Cryotherapy, essentially a frosty air sauna using nitrogen, is the latest health trend to move from professional athletes down into the mainstream, where it’s primarily used to treat injuries and reduce inflammation. Proponents of cryotherapy say the treatment is helpful at relieving pain from sports injuries, arthritis, back pain, multiple sclerosis, fibromyalgia, and other injuries. Some people even believe cryotherapy delivers anti-aging benefits. The chilled nitrogen air reduces inflammation and promotes wellness, without the uncomfortable cold immersion you might expect with an ice bath.
While there are benefits to cryotherapy, it’s not without risks. After the death of an employee who became trapped in a cryo health center, people are wondering how safe this therapy really is.
Cryotherapy providers say that their treatment is entirely safe as long as safeguards are in place to prevent incidents. Patients must sign in to the center, so someone knows they’re there. They must remain inside the cryo chamber for no more than three minutes at a time, and an staff member should always be supervising cryo bathers in case there’s an incident.
Some cryo health centers are disregarding these safety rules, which places cryo bather at risk. For instance, problems are likely to arise if bathers stay in the cryo chamber for a half hour, or if facilities don’t use a sign-in sheet to make sure that bathers who signed in do not get overlooked inside the cryo chamber. Employees must be educated around the health risks of cryotherapy, so they can take responsibility for maintaining the safety of those using the cryo chamber.
The main risk of cryotherapy is exposure to nitrogen, which is used to chill the air to super cold temperatures. Nitrogen gas, which reduces temperatures in the cryo chamber, can create an oxygen deficient environment, where patients can asphyxiate. This happens because nitrogen is denser than oxygen, so as it enters a room it pushes oxygen out of the room. Since nitrogen gas lacks color and odor, there isn’t a way for cryo bathers or facility workers to see the gas, so they do not know there’s anything wrong.
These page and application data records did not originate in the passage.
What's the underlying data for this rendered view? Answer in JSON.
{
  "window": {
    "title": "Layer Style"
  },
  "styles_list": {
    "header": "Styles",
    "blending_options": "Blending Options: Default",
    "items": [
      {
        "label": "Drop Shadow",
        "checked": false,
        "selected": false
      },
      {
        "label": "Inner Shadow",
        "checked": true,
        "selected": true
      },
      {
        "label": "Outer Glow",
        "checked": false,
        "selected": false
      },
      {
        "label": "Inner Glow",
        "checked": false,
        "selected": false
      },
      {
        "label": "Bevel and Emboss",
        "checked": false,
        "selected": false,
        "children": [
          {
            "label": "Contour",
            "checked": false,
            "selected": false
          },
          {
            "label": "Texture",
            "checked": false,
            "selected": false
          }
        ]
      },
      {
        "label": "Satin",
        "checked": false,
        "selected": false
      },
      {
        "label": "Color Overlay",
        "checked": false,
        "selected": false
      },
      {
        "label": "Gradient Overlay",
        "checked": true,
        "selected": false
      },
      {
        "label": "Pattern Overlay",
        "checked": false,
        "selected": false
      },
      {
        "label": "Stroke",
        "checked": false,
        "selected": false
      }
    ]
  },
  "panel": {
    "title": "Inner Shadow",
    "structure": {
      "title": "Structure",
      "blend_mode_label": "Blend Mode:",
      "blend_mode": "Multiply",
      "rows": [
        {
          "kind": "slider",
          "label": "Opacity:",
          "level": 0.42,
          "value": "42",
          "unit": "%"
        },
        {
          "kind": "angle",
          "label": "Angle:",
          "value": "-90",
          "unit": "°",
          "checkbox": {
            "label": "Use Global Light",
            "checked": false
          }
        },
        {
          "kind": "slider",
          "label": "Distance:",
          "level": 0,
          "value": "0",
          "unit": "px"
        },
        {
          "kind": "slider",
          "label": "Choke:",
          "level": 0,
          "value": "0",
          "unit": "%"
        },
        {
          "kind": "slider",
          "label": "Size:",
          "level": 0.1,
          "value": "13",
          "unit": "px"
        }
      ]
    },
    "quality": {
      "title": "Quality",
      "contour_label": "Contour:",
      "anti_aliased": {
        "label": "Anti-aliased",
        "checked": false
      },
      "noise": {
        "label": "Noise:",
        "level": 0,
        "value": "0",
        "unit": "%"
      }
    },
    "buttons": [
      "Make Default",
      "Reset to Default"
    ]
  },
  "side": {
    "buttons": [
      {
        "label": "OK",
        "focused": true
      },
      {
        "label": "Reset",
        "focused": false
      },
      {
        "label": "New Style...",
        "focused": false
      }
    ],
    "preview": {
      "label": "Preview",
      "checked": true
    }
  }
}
Facilities that offer cryo health treatments should install oxygen monitors wherever the nitrogen gas is stored or used, to alert patients to a nitrogen leak that puts their health at risk. Oxygen monitors sample the oxygen levels in a room, and can track declining oxygen levels as a result of nitrogen exposure. As long as the air has enough oxygen, the monitors will stay silent, providing a digital readout that cryo health center employees can check. If there’s too much nitrogen in the air and oxygen levels fall such that public health is at risk — defined as 19.5 percent by OSHA — the monitor will flash lights and sound an alarm to notify everyone in the cryo health center.
Cryo health centers should use an oxygen monitor in every cryo chamber and anywhere nitrogen is stored. Doing so protects the public health and delivers peace of mind for cryo health center workers, who may worry about accidental exposure to nitrogen.
In addition to using oxygen monitors, cryo health centers should obtain a state license, review safety regulations, and train all employees in best practices to improve the safety and efficacy of cryotherapy.
PureAire’s oxygen monitors work reliably, require no calibration once installed, and last 10 or more years — far beyond the industry average. PureAire’s monitors work well in freezers, which makes them suitable for use in cryotherapy facilities. Since PureAire’s O2 monitors aren’t sensitive to barometric drift, they can provide accurate readings from day to day. Browse oxygen monitors today.